TO DO
Word-for-word reproduction, images excluded: copy every entry below.

[Recorded data]
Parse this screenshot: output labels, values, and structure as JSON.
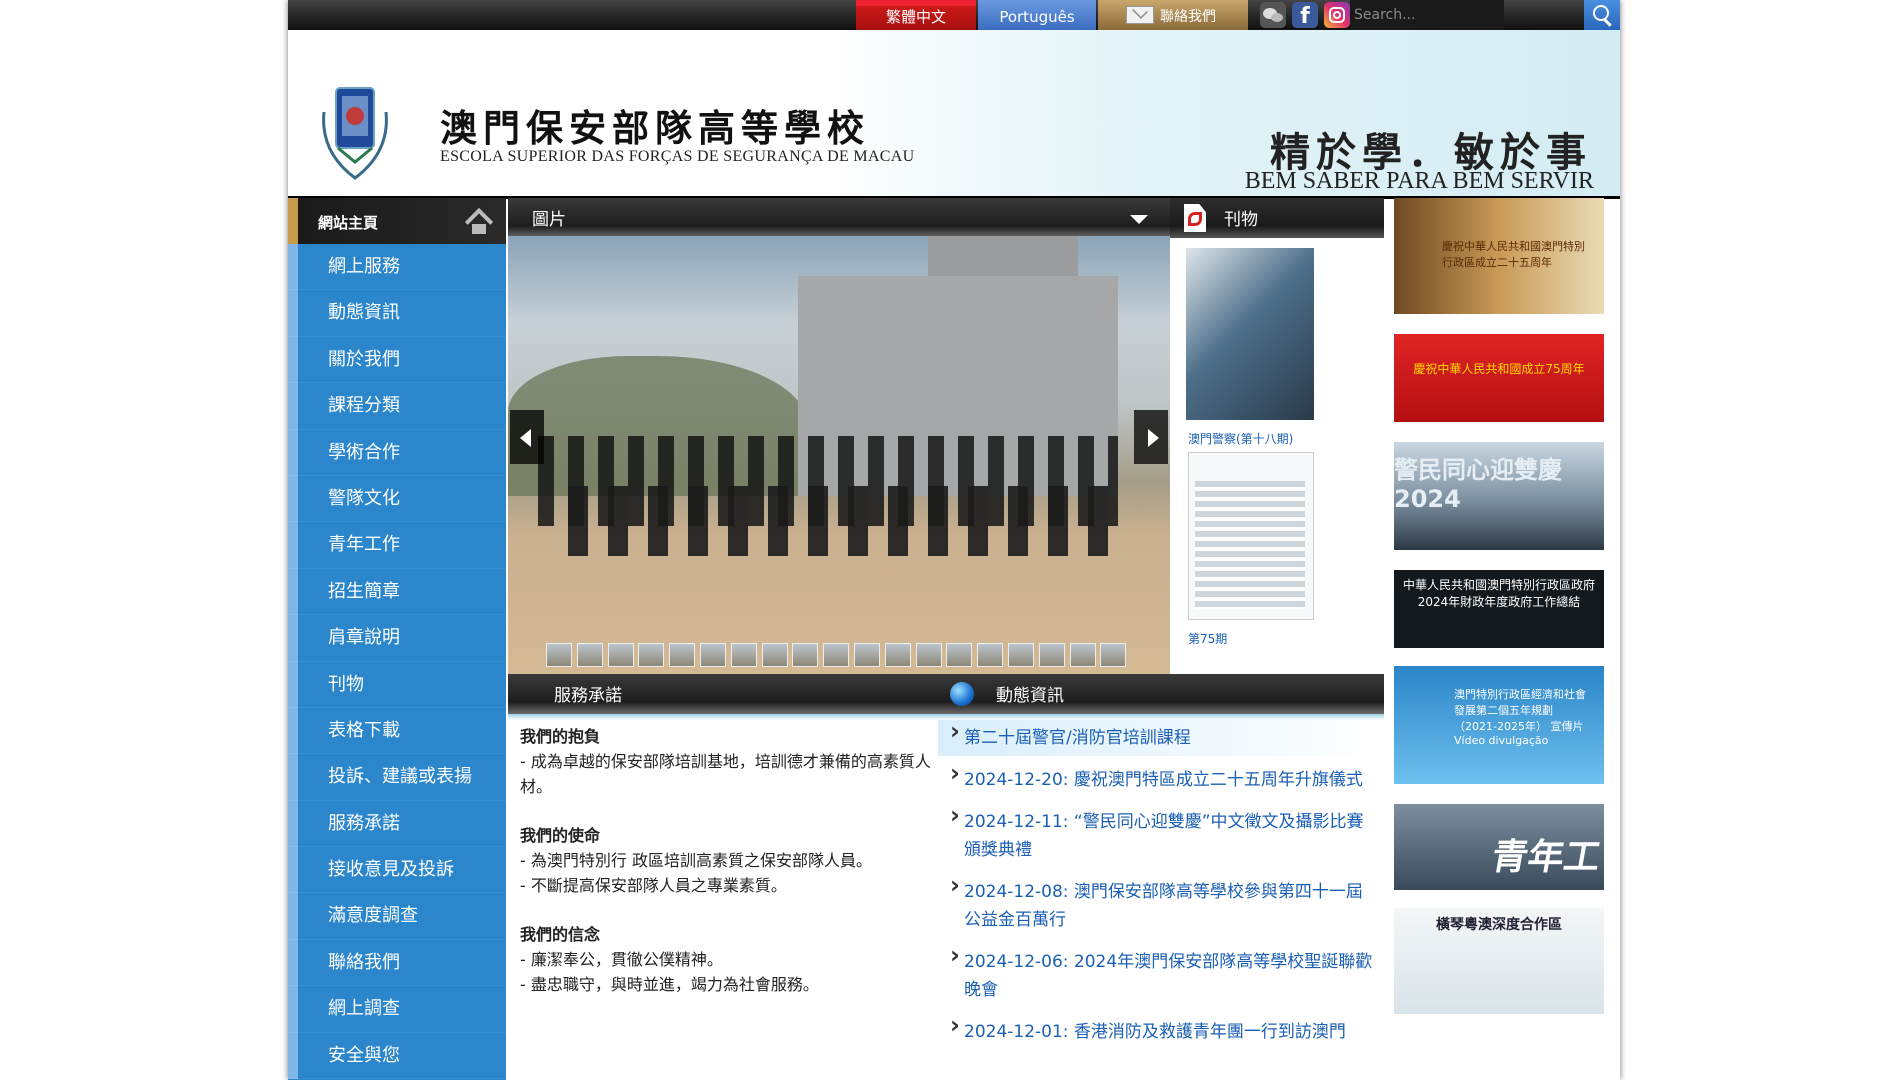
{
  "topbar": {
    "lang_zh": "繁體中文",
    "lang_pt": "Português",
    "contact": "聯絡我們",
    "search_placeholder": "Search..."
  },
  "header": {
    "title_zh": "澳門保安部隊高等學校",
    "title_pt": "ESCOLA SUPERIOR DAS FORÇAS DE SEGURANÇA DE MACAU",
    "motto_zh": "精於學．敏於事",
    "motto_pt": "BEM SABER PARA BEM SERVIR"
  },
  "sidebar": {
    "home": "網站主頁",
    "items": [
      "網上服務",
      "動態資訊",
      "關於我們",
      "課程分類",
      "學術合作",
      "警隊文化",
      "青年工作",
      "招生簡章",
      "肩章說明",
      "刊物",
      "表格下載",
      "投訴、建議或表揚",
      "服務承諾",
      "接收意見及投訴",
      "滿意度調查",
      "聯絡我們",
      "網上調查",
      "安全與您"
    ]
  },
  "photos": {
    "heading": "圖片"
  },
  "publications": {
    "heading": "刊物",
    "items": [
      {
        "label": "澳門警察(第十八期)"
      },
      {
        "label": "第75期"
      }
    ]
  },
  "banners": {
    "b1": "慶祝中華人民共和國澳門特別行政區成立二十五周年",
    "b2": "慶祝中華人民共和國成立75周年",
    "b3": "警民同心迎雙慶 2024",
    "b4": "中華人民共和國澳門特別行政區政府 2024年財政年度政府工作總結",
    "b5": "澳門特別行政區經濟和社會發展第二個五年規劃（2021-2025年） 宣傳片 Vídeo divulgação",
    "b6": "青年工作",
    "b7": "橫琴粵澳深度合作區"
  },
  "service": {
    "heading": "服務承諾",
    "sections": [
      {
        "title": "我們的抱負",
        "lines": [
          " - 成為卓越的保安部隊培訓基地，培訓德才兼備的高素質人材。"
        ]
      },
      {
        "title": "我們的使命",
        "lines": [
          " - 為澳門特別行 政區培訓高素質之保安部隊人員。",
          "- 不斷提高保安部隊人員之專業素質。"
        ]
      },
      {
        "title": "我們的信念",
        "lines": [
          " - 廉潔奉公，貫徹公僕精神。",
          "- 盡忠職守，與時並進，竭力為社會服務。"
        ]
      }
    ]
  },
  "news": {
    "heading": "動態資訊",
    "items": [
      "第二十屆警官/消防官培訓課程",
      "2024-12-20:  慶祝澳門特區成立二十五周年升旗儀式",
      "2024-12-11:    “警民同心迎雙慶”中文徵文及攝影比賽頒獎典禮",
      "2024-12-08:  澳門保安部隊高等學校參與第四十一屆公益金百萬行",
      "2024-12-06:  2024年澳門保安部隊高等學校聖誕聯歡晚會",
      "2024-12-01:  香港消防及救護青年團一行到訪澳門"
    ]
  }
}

RESULT BELOW
Parse this screenshot: output labels, values, and structure as JSON.
{
  "topbar": {
    "lang_zh": "繁體中文",
    "lang_pt": "Português",
    "contact": "聯絡我們",
    "search_placeholder": "Search..."
  },
  "header": {
    "title_zh": "澳門保安部隊高等學校",
    "title_pt": "ESCOLA SUPERIOR DAS FORÇAS DE SEGURANÇA DE MACAU",
    "motto_zh": "精於學．敏於事",
    "motto_pt": "BEM SABER PARA BEM SERVIR"
  },
  "sidebar": {
    "home": "網站主頁",
    "items": [
      "網上服務",
      "動態資訊",
      "關於我們",
      "課程分類",
      "學術合作",
      "警隊文化",
      "青年工作",
      "招生簡章",
      "肩章說明",
      "刊物",
      "表格下載",
      "投訴、建議或表揚",
      "服務承諾",
      "接收意見及投訴",
      "滿意度調查",
      "聯絡我們",
      "網上調查",
      "安全與您"
    ]
  },
  "photos": {
    "heading": "圖片"
  },
  "publications": {
    "heading": "刊物",
    "items": [
      {
        "label": "澳門警察(第十八期)"
      },
      {
        "label": "第75期"
      }
    ]
  },
  "banners": {
    "b1": "慶祝中華人民共和國澳門特別行政區成立二十五周年",
    "b2": "慶祝中華人民共和國成立75周年",
    "b3": "警民同心迎雙慶 2024",
    "b4": "中華人民共和國澳門特別行政區政府 2024年財政年度政府工作總結",
    "b5": "澳門特別行政區經濟和社會發展第二個五年規劃（2021-2025年） 宣傳片 Vídeo divulgação",
    "b6": "青年工作",
    "b7": "橫琴粵澳深度合作區"
  },
  "service": {
    "heading": "服務承諾",
    "sections": [
      {
        "title": "我們的抱負",
        "lines": [
          " - 成為卓越的保安部隊培訓基地，培訓德才兼備的高素質人材。"
        ]
      },
      {
        "title": "我們的使命",
        "lines": [
          " - 為澳門特別行 政區培訓高素質之保安部隊人員。",
          "- 不斷提高保安部隊人員之專業素質。"
        ]
      },
      {
        "title": "我們的信念",
        "lines": [
          " - 廉潔奉公，貫徹公僕精神。",
          "- 盡忠職守，與時並進，竭力為社會服務。"
        ]
      }
    ]
  },
  "news": {
    "heading": "動態資訊",
    "items": [
      "第二十屆警官/消防官培訓課程",
      "2024-12-20:  慶祝澳門特區成立二十五周年升旗儀式",
      "2024-12-11:    “警民同心迎雙慶”中文徵文及攝影比賽頒獎典禮",
      "2024-12-08:  澳門保安部隊高等學校參與第四十一屆公益金百萬行",
      "2024-12-06:  2024年澳門保安部隊高等學校聖誕聯歡晚會",
      "2024-12-01:  香港消防及救護青年團一行到訪澳門"
    ]
  }
}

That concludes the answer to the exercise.